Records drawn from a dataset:
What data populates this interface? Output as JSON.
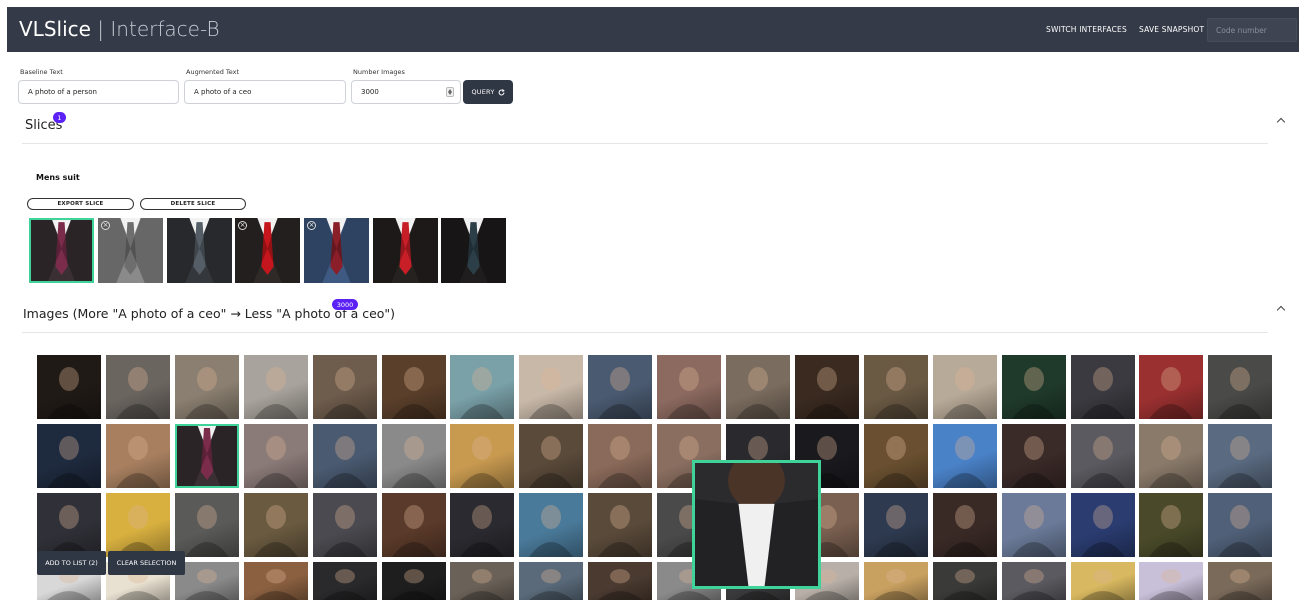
{
  "app": {
    "brand": "VLSlice",
    "separator": "|",
    "subtitle": "Interface-B"
  },
  "topnav": {
    "switch_label": "SWITCH INTERFACES",
    "snapshot_label": "SAVE SNAPSHOT",
    "code_placeholder": "Code number"
  },
  "query": {
    "baseline_label": "Baseline Text",
    "baseline_value": "A photo of a person",
    "augmented_label": "Augmented Text",
    "augmented_value": "A photo of a ceo",
    "number_label": "Number Images",
    "number_value": "3000",
    "button_label": "QUERY"
  },
  "slices": {
    "title": "Slices",
    "count": "1",
    "items": [
      {
        "name": "Mens suit",
        "export_label": "EXPORT SLICE",
        "delete_label": "DELETE SLICE",
        "thumbs": [
          {
            "bg": "#3a3034",
            "tie": "#7a2c4a",
            "selected": true
          },
          {
            "bg": "#8a8a8a",
            "tie": "#6e6e6e",
            "selected": false
          },
          {
            "bg": "#34373c",
            "tie": "#555e66",
            "selected": false
          },
          {
            "bg": "#2f2a28",
            "tie": "#c4161c",
            "selected": false
          },
          {
            "bg": "#3e5a82",
            "tie": "#8a1f2a",
            "selected": false
          },
          {
            "bg": "#262220",
            "tie": "#c81e28",
            "selected": false
          },
          {
            "bg": "#1f1d1d",
            "tie": "#2c3e48",
            "selected": false
          }
        ]
      }
    ]
  },
  "images": {
    "title": "Images (More \"A photo of a ceo\" → Less \"A photo of a ceo\")",
    "count": "3000",
    "grid_colors": [
      [
        "#201a16",
        "#6b6560",
        "#8a7f70",
        "#a8a39c",
        "#6e5c4c",
        "#5a3f2a",
        "#7aa0a8",
        "#c8b8a8",
        "#4a5a70",
        "#8c6a60",
        "#7a6c5e",
        "#3a2a20",
        "#6a5a44",
        "#b8aa98",
        "#1f3a2a",
        "#3a3a40",
        "#9a3030",
        "#4a4a48"
      ],
      [
        "#1e2a3e",
        "#a88060",
        "#3a3034",
        "#8a7a78",
        "#4a5a70",
        "#8a8a8a",
        "#c89a50",
        "#5a4a3a",
        "#8a6a5a",
        "#8a6e60",
        "#2a2a2e",
        "#1a1a1e",
        "#6a5030",
        "#4a82c8",
        "#3a2a28",
        "#5a5a60",
        "#8a7a6a",
        "#5a6a80"
      ],
      [
        "#303038",
        "#d8b040",
        "#5a5a58",
        "#6a5a40",
        "#4a4a50",
        "#5a3a2a",
        "#2a2a30",
        "#4a7a9a",
        "#5a4a3a",
        "#4a4a4a",
        "#3a3a3c",
        "#7a6050",
        "#2e3a50",
        "#3a2a26",
        "#6a7a98",
        "#2a3c70",
        "#4a4a2a",
        "#506078"
      ],
      [
        "#d8d8d8",
        "#e8e0d0",
        "#8a8a8a",
        "#8a6040",
        "#2a2a2c",
        "#1e1e1e",
        "#6a6258",
        "#5a6a7a",
        "#4a3a30",
        "#8a8a8a",
        "#3a3a3c",
        "#b8b0a8",
        "#c8a060",
        "#3a3a38",
        "#5a5a60",
        "#d8b860",
        "#c8c0d8",
        "#7a6a5a"
      ]
    ],
    "popup": {
      "bg": "#2b2a2c",
      "shirt": "#f0f0f0",
      "face": "#4a3428"
    },
    "add_label": "ADD TO LIST (2)",
    "clear_label": "CLEAR SELECTION"
  }
}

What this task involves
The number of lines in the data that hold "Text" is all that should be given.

Completed exercise
2